A while back I wanted to make a crostini of some sort.

Scratch that. I ALWAYS want to make a crostini of some sort.

I play with different breads, different butters (herb (that I make), REAL, salted, not salted, sweet, etc.), but most of all, and most importantly, what goes ON the Crusty Crostini.

That is what is best about this delicious little bite (or three). THE POSSIBILITIES ARE ENDLESS.

For example, here is one that I made a wee bit ago.


Ingredients: One ripe avocado (ready to eat/devour), one Heirloom Tomato, Cilantro, good Olive Oil, salt, your favorite baguette, butter, lemon juice

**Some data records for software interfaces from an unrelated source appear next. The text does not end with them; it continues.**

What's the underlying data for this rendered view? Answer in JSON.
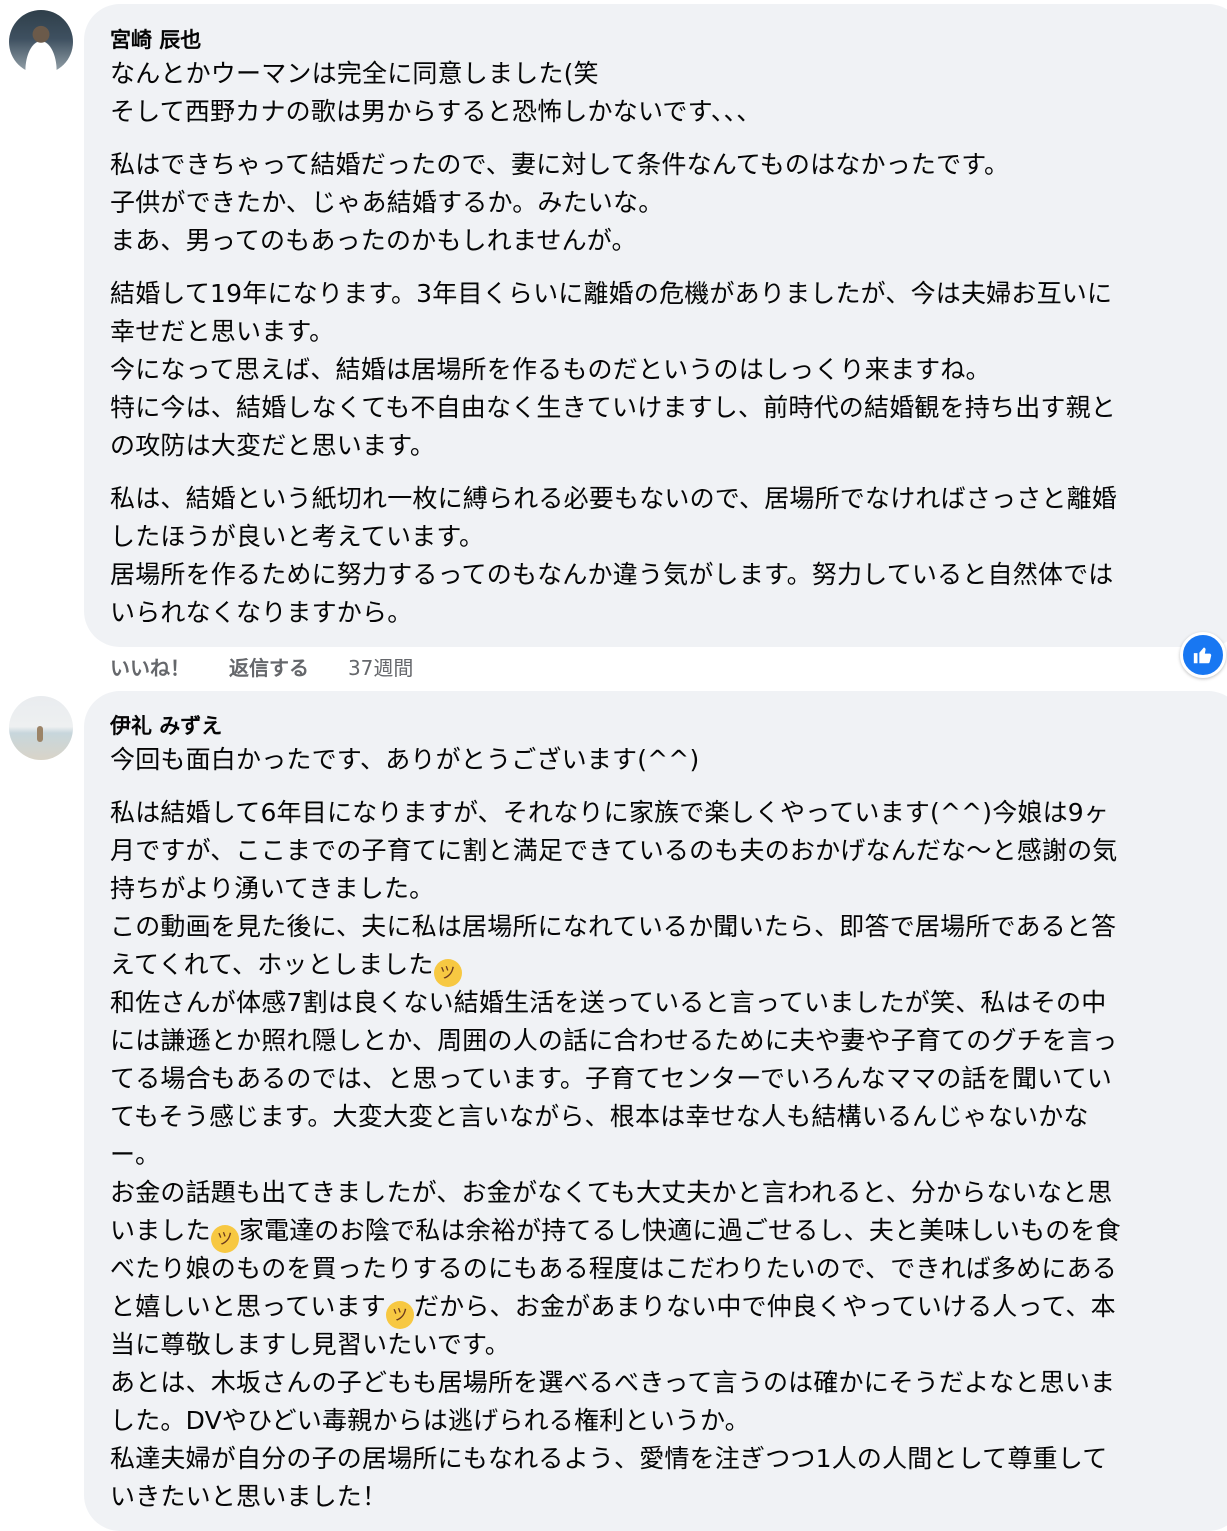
{
  "comments": [
    {
      "author": "宮崎 辰也",
      "lines": [
        "なんとかウーマンは完全に同意しました(笑",
        "そして西野カナの歌は男からすると恐怖しかないです、、、",
        "私はできちゃって結婚だったので、妻に対して条件なんてものはなかったです。",
        "子供ができたか、じゃあ結婚するか。みたいな。",
        "まあ、男ってのもあったのかもしれませんが。",
        "結婚して19年になります。3年目くらいに離婚の危機がありましたが、今は夫婦お互いに",
        "幸せだと思います。",
        "今になって思えば、結婚は居場所を作るものだというのはしっくり来ますね。",
        "特に今は、結婚しなくても不自由なく生きていけますし、前時代の結婚観を持ち出す親と",
        "の攻防は大変だと思います。",
        "私は、結婚という紙切れ一枚に縛られる必要もないので、居場所でなければさっさと離婚",
        "したほうが良いと考えています。",
        "居場所を作るために努力するってのもなんか違う気がします。努力していると自然体では",
        "いられなくなりますから。"
      ],
      "actions": {
        "like": "いいね！",
        "reply": "返信する",
        "time": "37週間"
      },
      "reaction_icon": "thumbs-up-icon"
    },
    {
      "author": "伊礼 みずえ",
      "lines": [
        "今回も面白かったです、ありがとうございます(^^)",
        "私は結婚して6年目になりますが、それなりに家族で楽しくやっています(^^)今娘は9ヶ",
        "月ですが、ここまでの子育てに割と満足できているのも夫のおかげなんだな〜と感謝の気",
        "持ちがより湧いてきました。",
        "この動画を見た後に、夫に私は居場所になれているか聞いたら、即答で居場所であると答",
        "えてくれて、ホッとしました",
        "和佐さんが体感7割は良くない結婚生活を送っていると言っていましたが笑、私はその中",
        "には謙遜とか照れ隠しとか、周囲の人の話に合わせるために夫や妻や子育てのグチを言っ",
        "てる場合もあるのでは、と思っています。子育てセンターでいろんなママの話を聞いてい",
        "てもそう感じます。大変大変と言いながら、根本は幸せな人も結構いるんじゃないかな",
        "ー。",
        "お金の話題も出てきましたが、お金がなくても大丈夫かと言われると、分からないなと思",
        "いました",
        "家電達のお陰で私は余裕が持てるし快適に過ごせるし、夫と美味しいものを食",
        "べたり娘のものを買ったりするのにもある程度はこだわりたいので、できれば多めにある",
        "と嬉しいと思っています",
        "だから、お金があまりない中で仲良くやっていける人って、本",
        "当に尊敬しますし見習いたいです。",
        "あとは、木坂さんの子どもも居場所を選べるべきって言うのは確かにそうだよなと思いま",
        "した。DVやひどい毒親からは逃げられる権利というか。",
        "私達夫婦が自分の子の居場所にもなれるよう、愛情を注ぎつつ1人の人間として尊重して",
        "いきたいと思いました！"
      ],
      "emojis": [
        "grinning-face-emoji",
        "sweat-smile-emoji",
        "grinning-face-emoji"
      ]
    }
  ]
}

Now, the reason that this is so good, aside of course the delicious topping, is the bread (zee crostini).

I used a “Rustic” baguette from a local bakery. It’s basically fresh French bread, in baguette form, and I think it works perfectly.

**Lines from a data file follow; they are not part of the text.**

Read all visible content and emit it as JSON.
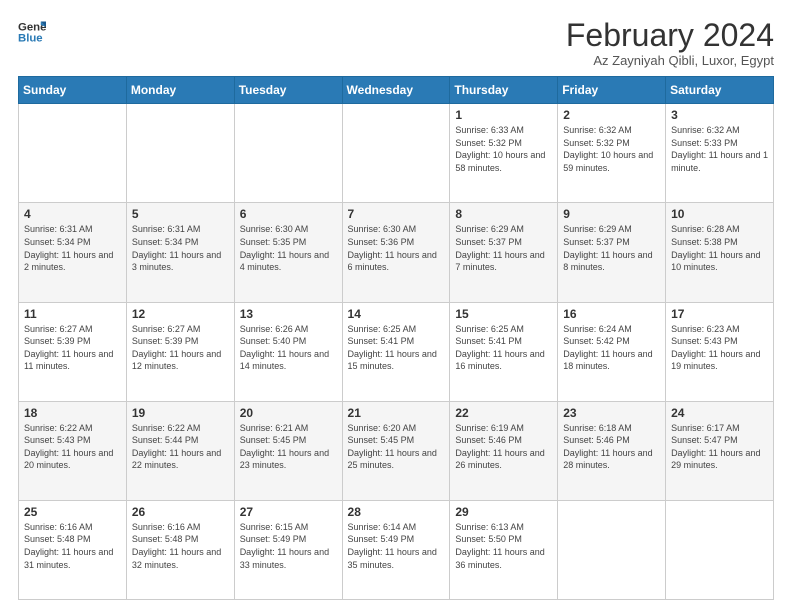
{
  "header": {
    "logo_line1": "General",
    "logo_line2": "Blue",
    "title": "February 2024",
    "subtitle": "Az Zayniyah Qibli, Luxor, Egypt"
  },
  "days_of_week": [
    "Sunday",
    "Monday",
    "Tuesday",
    "Wednesday",
    "Thursday",
    "Friday",
    "Saturday"
  ],
  "weeks": [
    [
      {
        "day": "",
        "sunrise": "",
        "sunset": "",
        "daylight": ""
      },
      {
        "day": "",
        "sunrise": "",
        "sunset": "",
        "daylight": ""
      },
      {
        "day": "",
        "sunrise": "",
        "sunset": "",
        "daylight": ""
      },
      {
        "day": "",
        "sunrise": "",
        "sunset": "",
        "daylight": ""
      },
      {
        "day": "1",
        "sunrise": "Sunrise: 6:33 AM",
        "sunset": "Sunset: 5:32 PM",
        "daylight": "Daylight: 10 hours and 58 minutes."
      },
      {
        "day": "2",
        "sunrise": "Sunrise: 6:32 AM",
        "sunset": "Sunset: 5:32 PM",
        "daylight": "Daylight: 10 hours and 59 minutes."
      },
      {
        "day": "3",
        "sunrise": "Sunrise: 6:32 AM",
        "sunset": "Sunset: 5:33 PM",
        "daylight": "Daylight: 11 hours and 1 minute."
      }
    ],
    [
      {
        "day": "4",
        "sunrise": "Sunrise: 6:31 AM",
        "sunset": "Sunset: 5:34 PM",
        "daylight": "Daylight: 11 hours and 2 minutes."
      },
      {
        "day": "5",
        "sunrise": "Sunrise: 6:31 AM",
        "sunset": "Sunset: 5:34 PM",
        "daylight": "Daylight: 11 hours and 3 minutes."
      },
      {
        "day": "6",
        "sunrise": "Sunrise: 6:30 AM",
        "sunset": "Sunset: 5:35 PM",
        "daylight": "Daylight: 11 hours and 4 minutes."
      },
      {
        "day": "7",
        "sunrise": "Sunrise: 6:30 AM",
        "sunset": "Sunset: 5:36 PM",
        "daylight": "Daylight: 11 hours and 6 minutes."
      },
      {
        "day": "8",
        "sunrise": "Sunrise: 6:29 AM",
        "sunset": "Sunset: 5:37 PM",
        "daylight": "Daylight: 11 hours and 7 minutes."
      },
      {
        "day": "9",
        "sunrise": "Sunrise: 6:29 AM",
        "sunset": "Sunset: 5:37 PM",
        "daylight": "Daylight: 11 hours and 8 minutes."
      },
      {
        "day": "10",
        "sunrise": "Sunrise: 6:28 AM",
        "sunset": "Sunset: 5:38 PM",
        "daylight": "Daylight: 11 hours and 10 minutes."
      }
    ],
    [
      {
        "day": "11",
        "sunrise": "Sunrise: 6:27 AM",
        "sunset": "Sunset: 5:39 PM",
        "daylight": "Daylight: 11 hours and 11 minutes."
      },
      {
        "day": "12",
        "sunrise": "Sunrise: 6:27 AM",
        "sunset": "Sunset: 5:39 PM",
        "daylight": "Daylight: 11 hours and 12 minutes."
      },
      {
        "day": "13",
        "sunrise": "Sunrise: 6:26 AM",
        "sunset": "Sunset: 5:40 PM",
        "daylight": "Daylight: 11 hours and 14 minutes."
      },
      {
        "day": "14",
        "sunrise": "Sunrise: 6:25 AM",
        "sunset": "Sunset: 5:41 PM",
        "daylight": "Daylight: 11 hours and 15 minutes."
      },
      {
        "day": "15",
        "sunrise": "Sunrise: 6:25 AM",
        "sunset": "Sunset: 5:41 PM",
        "daylight": "Daylight: 11 hours and 16 minutes."
      },
      {
        "day": "16",
        "sunrise": "Sunrise: 6:24 AM",
        "sunset": "Sunset: 5:42 PM",
        "daylight": "Daylight: 11 hours and 18 minutes."
      },
      {
        "day": "17",
        "sunrise": "Sunrise: 6:23 AM",
        "sunset": "Sunset: 5:43 PM",
        "daylight": "Daylight: 11 hours and 19 minutes."
      }
    ],
    [
      {
        "day": "18",
        "sunrise": "Sunrise: 6:22 AM",
        "sunset": "Sunset: 5:43 PM",
        "daylight": "Daylight: 11 hours and 20 minutes."
      },
      {
        "day": "19",
        "sunrise": "Sunrise: 6:22 AM",
        "sunset": "Sunset: 5:44 PM",
        "daylight": "Daylight: 11 hours and 22 minutes."
      },
      {
        "day": "20",
        "sunrise": "Sunrise: 6:21 AM",
        "sunset": "Sunset: 5:45 PM",
        "daylight": "Daylight: 11 hours and 23 minutes."
      },
      {
        "day": "21",
        "sunrise": "Sunrise: 6:20 AM",
        "sunset": "Sunset: 5:45 PM",
        "daylight": "Daylight: 11 hours and 25 minutes."
      },
      {
        "day": "22",
        "sunrise": "Sunrise: 6:19 AM",
        "sunset": "Sunset: 5:46 PM",
        "daylight": "Daylight: 11 hours and 26 minutes."
      },
      {
        "day": "23",
        "sunrise": "Sunrise: 6:18 AM",
        "sunset": "Sunset: 5:46 PM",
        "daylight": "Daylight: 11 hours and 28 minutes."
      },
      {
        "day": "24",
        "sunrise": "Sunrise: 6:17 AM",
        "sunset": "Sunset: 5:47 PM",
        "daylight": "Daylight: 11 hours and 29 minutes."
      }
    ],
    [
      {
        "day": "25",
        "sunrise": "Sunrise: 6:16 AM",
        "sunset": "Sunset: 5:48 PM",
        "daylight": "Daylight: 11 hours and 31 minutes."
      },
      {
        "day": "26",
        "sunrise": "Sunrise: 6:16 AM",
        "sunset": "Sunset: 5:48 PM",
        "daylight": "Daylight: 11 hours and 32 minutes."
      },
      {
        "day": "27",
        "sunrise": "Sunrise: 6:15 AM",
        "sunset": "Sunset: 5:49 PM",
        "daylight": "Daylight: 11 hours and 33 minutes."
      },
      {
        "day": "28",
        "sunrise": "Sunrise: 6:14 AM",
        "sunset": "Sunset: 5:49 PM",
        "daylight": "Daylight: 11 hours and 35 minutes."
      },
      {
        "day": "29",
        "sunrise": "Sunrise: 6:13 AM",
        "sunset": "Sunset: 5:50 PM",
        "daylight": "Daylight: 11 hours and 36 minutes."
      },
      {
        "day": "",
        "sunrise": "",
        "sunset": "",
        "daylight": ""
      },
      {
        "day": "",
        "sunrise": "",
        "sunset": "",
        "daylight": ""
      }
    ]
  ]
}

To begin, chop up your tomato. You may leave the seeds in  if you like. I did in order to increase the intense flavor that a perfectly ripe Heirloom tomato brings to the dish; but if you do not like them, or think the have the texture of “monkey brains” (Thank you Pops), then taking them out will not hurt a thing.

So, chop up your tomato and set it aside in a bowl big enough to mix everything together (there’s not that much stuff, so it doesn’t need to be huge). Next, set about chopping your cilantro. You don’t need a lot, but the kick that it adds is wonderful, so I encourage you do use it. Add the cilantro to your tomatoes and gather your avocado. Halve, twist, dice, and scoop out the innards of your ‘cado into the bowl with everything.

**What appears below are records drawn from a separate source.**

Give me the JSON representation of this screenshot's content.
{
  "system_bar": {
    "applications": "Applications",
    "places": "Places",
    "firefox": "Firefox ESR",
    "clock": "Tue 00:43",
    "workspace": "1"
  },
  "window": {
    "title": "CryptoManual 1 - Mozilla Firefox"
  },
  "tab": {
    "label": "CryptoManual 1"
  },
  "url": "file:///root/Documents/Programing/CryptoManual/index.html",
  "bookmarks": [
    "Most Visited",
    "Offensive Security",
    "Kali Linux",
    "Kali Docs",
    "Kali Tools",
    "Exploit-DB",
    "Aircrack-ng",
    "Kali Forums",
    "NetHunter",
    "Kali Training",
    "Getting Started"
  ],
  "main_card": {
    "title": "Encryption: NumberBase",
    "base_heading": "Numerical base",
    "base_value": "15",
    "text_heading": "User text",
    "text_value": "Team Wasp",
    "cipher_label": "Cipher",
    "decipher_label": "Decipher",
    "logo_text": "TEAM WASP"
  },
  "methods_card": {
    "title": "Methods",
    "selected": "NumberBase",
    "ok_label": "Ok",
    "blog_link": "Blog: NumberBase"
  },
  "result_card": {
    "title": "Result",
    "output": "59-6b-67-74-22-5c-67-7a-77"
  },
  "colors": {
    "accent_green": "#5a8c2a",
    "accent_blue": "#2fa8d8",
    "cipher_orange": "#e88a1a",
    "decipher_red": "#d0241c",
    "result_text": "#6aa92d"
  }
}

LIGHTLY dowse it with your handy-dandy olive oil and a pinch of salt. The salt is important. It not only brings out the velvety taste of the avocado, but it lends itself to improving and exaggerating the textures of the tomato.  At this point in time, take a tiny bit of lemon juice (if you have an actual lemon to squeeze it out of, that’s optimal) and cover your mixture with it. This will help prevent your avocado from turning brown. Cover the mixture tightly and place in the ‘fridge.

Getting to your crostinis. Slice your bread however you want yours to look. I did mine at and angle, but it really doesn’t matter if it’s just you and you don’t care what it looks like! Regardless, it’ll taste the same and it’ll taste delicious. Once your bread is sliced, heat a frying pan on medium heat with about 1/3 cup of butter. Do more or less depending on, well, what you want, but that’s about how much I used. Remember to always be checking it, your butter that is. Burnt butter is gross and we don’t want that happening, now do we?

All the butter is nice and melted. Place your slices in the pan… now, be patient. It takes about two minutes on each side… We are looking for a golden brown color on our bread. A beautiful, crispy, buttery crostini us what we are after.

Retrieve your perfect crostinis, take your mix out of the refrigerator, and top generously.